Looking back, it s evident that the Agitation Free was one of the most important bands of the experimental circle known as the 'Berlin School', and a career springboard for a whole slew of musicians. At the same time, this policy of changing personnel also meant risking that the band couldn t keep itself together over the long run. Agitation Free consciously took this risk in order to remain as close as possible to their own concept free from commercial pressure or concessions to the latest trends and modes.
Top Customer Reviews
If I had to make a comparison, I'd be inclined to suggest that Ashra Tempel and Guru Guru made music that was similar to the sound that can be found on this excellent release. Writing that worries me slightly because, inevitably, when one is reduced to making comparisons in an attempt to describe what one has just heard, this might cause prospective purchasers to be disappointed if they take the comparisons too literally. If they should, however, decide to investigate this release which is, by the way, excellent value, I believe that they will receive ample returns from their modest investment.
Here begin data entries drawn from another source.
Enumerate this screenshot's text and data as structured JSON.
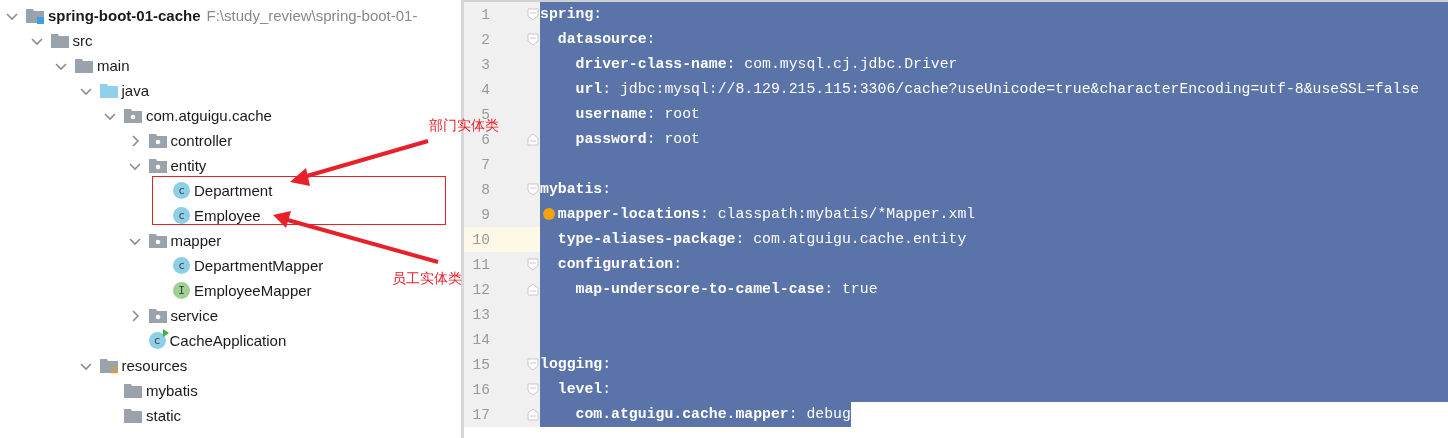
{
  "project_tree": [
    {
      "label": "spring-boot-01-cache",
      "path": "F:\\study_review\\spring-boot-01-",
      "kind": "module",
      "expanded": true,
      "children": [
        {
          "label": "src",
          "kind": "folder",
          "expanded": true,
          "children": [
            {
              "label": "main",
              "kind": "folder",
              "expanded": true,
              "children": [
                {
                  "label": "java",
                  "kind": "source-root",
                  "expanded": true,
                  "children": [
                    {
                      "label": "com.atguigu.cache",
                      "kind": "package",
                      "expanded": true,
                      "children": [
                        {
                          "label": "controller",
                          "kind": "package",
                          "expanded": false
                        },
                        {
                          "label": "entity",
                          "kind": "package",
                          "expanded": true,
                          "children": [
                            {
                              "label": "Department",
                              "kind": "class",
                              "letter": "c"
                            },
                            {
                              "label": "Employee",
                              "kind": "class",
                              "letter": "c"
                            }
                          ]
                        },
                        {
                          "label": "mapper",
                          "kind": "package",
                          "expanded": true,
                          "children": [
                            {
                              "label": "DepartmentMapper",
                              "kind": "class",
                              "letter": "c"
                            },
                            {
                              "label": "EmployeeMapper",
                              "kind": "interface",
                              "letter": "I"
                            }
                          ]
                        },
                        {
                          "label": "service",
                          "kind": "package",
                          "expanded": false
                        },
                        {
                          "label": "CacheApplication",
                          "kind": "application",
                          "letter": "c"
                        }
                      ]
                    }
                  ]
                },
                {
                  "label": "resources",
                  "kind": "resources",
                  "expanded": true,
                  "children": [
                    {
                      "label": "mybatis",
                      "kind": "folder"
                    },
                    {
                      "label": "static",
                      "kind": "folder"
                    }
                  ]
                }
              ]
            }
          ]
        }
      ]
    }
  ],
  "editor_lines": [
    {
      "number": "1",
      "text": "**spring**:",
      "kind": "fold-start",
      "bulb": false,
      "current": false,
      "selected": true,
      "children": [
        {
          "number": "2",
          "text": "**datasource**:",
          "kind": "fold-start",
          "bulb": false,
          "current": false,
          "selected": true,
          "children": [
            {
              "number": "3",
              "text": "**driver-class-name**: com.mysql.cj.jdbc.Driver",
              "kind": "plain",
              "bulb": false,
              "current": false,
              "selected": true
            },
            {
              "number": "4",
              "text": "**url**: jdbc:mysql://8.129.215.115:3306/cache?useUnicode=true&characterEncoding=utf-8&useSSL=false",
              "kind": "plain",
              "bulb": false,
              "current": false,
              "selected": true
            },
            {
              "number": "5",
              "text": "**username**: root",
              "kind": "plain",
              "bulb": false,
              "current": false,
              "selected": true
            },
            {
              "number": "6",
              "text": "**password**: root",
              "kind": "fold-end",
              "bulb": false,
              "current": false,
              "selected": true
            }
          ]
        }
      ]
    },
    {
      "number": "7",
      "kind": "plain",
      "bulb": false,
      "current": false,
      "selected": true
    },
    {
      "number": "8",
      "text": "**mybatis**:",
      "kind": "fold-start",
      "bulb": false,
      "current": false,
      "selected": true,
      "children": [
        {
          "number": "9",
          "text": "**mapper-locations**: classpath:mybatis/*Mapper.xml",
          "kind": "plain",
          "bulb": true,
          "current": false,
          "selected": true
        },
        {
          "number": "10",
          "text": "**type-aliases-package**: com.atguigu.cache.entity",
          "kind": "plain",
          "bulb": false,
          "current": true,
          "selected": true
        },
        {
          "number": "11",
          "text": "**configuration**:",
          "kind": "fold-start",
          "bulb": false,
          "current": false,
          "selected": true,
          "children": [
            {
              "number": "12",
              "text": "**map-underscore-to-camel-case**: true",
              "kind": "fold-end",
              "bulb": false,
              "current": false,
              "selected": true
            }
          ]
        }
      ]
    },
    {
      "number": "13",
      "kind": "plain",
      "bulb": false,
      "current": false,
      "selected": true
    },
    {
      "number": "14",
      "kind": "plain",
      "bulb": false,
      "current": false,
      "selected": true
    },
    {
      "number": "15",
      "text": "**logging**:",
      "kind": "fold-start",
      "bulb": false,
      "current": false,
      "selected": true,
      "children": [
        {
          "number": "16",
          "text": "**level**:",
          "kind": "fold-start",
          "bulb": false,
          "current": false,
          "selected": true,
          "children": [
            {
              "number": "17",
              "text": "**com.atguigu.cache.mapper**: debug",
              "kind": "fold-end",
              "bulb": false,
              "current": false,
              "selected": true
            }
          ]
        }
      ]
    }
  ],
  "annotations": [
    {
      "label": "部门实体类"
    },
    {
      "label": "员工实体类"
    }
  ]
}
So many bands have been grouped together and tagged with the unfortunate "Kraut Rock" epithet and I confess that I'm probably more inclined than most towards inappropriate and unnecessary pigeon-holing of music. Can's mesmerising output, however, was so far removed from the wonderful stuff that Kraftwerk produced, but then, Amon Düül II were on a totally different trip to either of those ensembles. Tangerine Dream, initially, were making atmospheric, captivating electronic sounds that, at first hearing any way, seemed to be without structure or melody.Read more ›
'Soundpool', at six minutes the shortest track, consists of just that, ending with the band coming in with a reprise of a theme from the end of their debut album Malesch. The seventeen-minute 'Laila II' is, obviously, a sequel to one of the highlights of 2nd. The main themes from the original resurface sporadically against another wash of electronic drones, patterns and echoes, which, though subtle, harbour a psychedelic feel. The twenty-two minute 'Looping IV' is completely new and, even more than the other tracks, a major space excursion. The bonus track, 'Schwingspule', begins with some oscillating electronics and features a steadier balance between guitars, drums and keyboards during its eleven minutes.
'Last' is certainly not as instant as the first two albums, but is ultimately as rewarding. It also confirms their proximity to Pink Floyd in their earlier space rock phase, though Agitation Free explored whereas Floyd did little more than dabble. Technically too, the Germans were a better band, collectively and individually. Had they been British, they would surely have gained the widespread recognition they deserved. Play loud and listen without distraction.
Most Helpful Customer Reviews on Amazon.com (beta)
2. Laila II
3. Looping IV